GOAL OF THE EXERCISE: The required output is a copy of each line in the material below that includes "OTHR".

EXERCISE INPUT:
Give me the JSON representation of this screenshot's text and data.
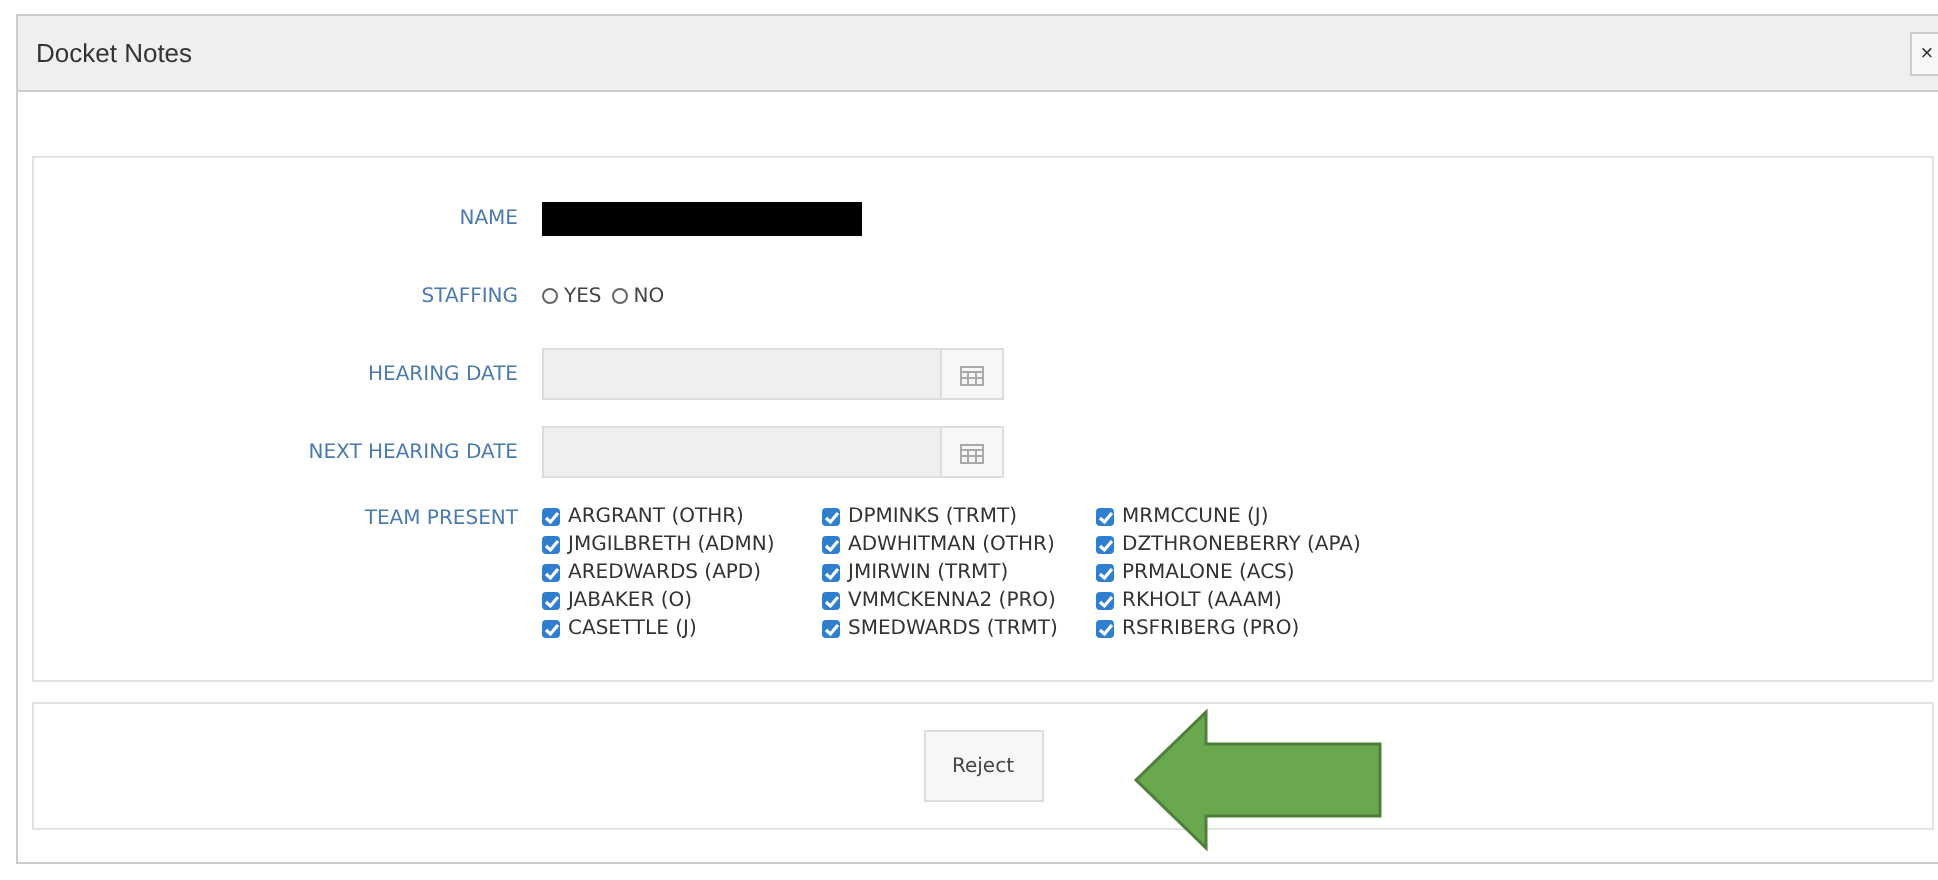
{
  "window": {
    "title": "Docket Notes",
    "close": "×"
  },
  "form": {
    "name": {
      "label": "NAME"
    },
    "staffing": {
      "label": "STAFFING",
      "options": [
        {
          "label": "YES",
          "selected": false
        },
        {
          "label": "NO",
          "selected": false
        }
      ]
    },
    "dates": [
      {
        "label": "HEARING DATE"
      },
      {
        "label": "NEXT HEARING DATE"
      }
    ],
    "team": {
      "label": "TEAM PRESENT",
      "members": [
        {
          "label": "ARGRANT (OTHR)",
          "checked": true
        },
        {
          "label": "DPMINKS (TRMT)",
          "checked": true
        },
        {
          "label": "MRMCCUNE (J)",
          "checked": true
        },
        {
          "label": "JMGILBRETH (ADMN)",
          "checked": true
        },
        {
          "label": "ADWHITMAN (OTHR)",
          "checked": true
        },
        {
          "label": "DZTHRONEBERRY (APA)",
          "checked": true
        },
        {
          "label": "AREDWARDS (APD)",
          "checked": true
        },
        {
          "label": "JMIRWIN (TRMT)",
          "checked": true
        },
        {
          "label": "PRMALONE (ACS)",
          "checked": true
        },
        {
          "label": "JABAKER (O)",
          "checked": true
        },
        {
          "label": "VMMCKENNA2 (PRO)",
          "checked": true
        },
        {
          "label": "RKHOLT (AAAM)",
          "checked": true
        },
        {
          "label": "CASETTLE (J)",
          "checked": true
        },
        {
          "label": "SMEDWARDS (TRMT)",
          "checked": true
        },
        {
          "label": "RSFRIBERG (PRO)",
          "checked": true
        }
      ]
    }
  },
  "footer": {
    "button": "Reject"
  }
}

WRITTEN SOLUTION:
          "label": "ARGRANT (OTHR)",
          "label": "ADWHITMAN (OTHR)",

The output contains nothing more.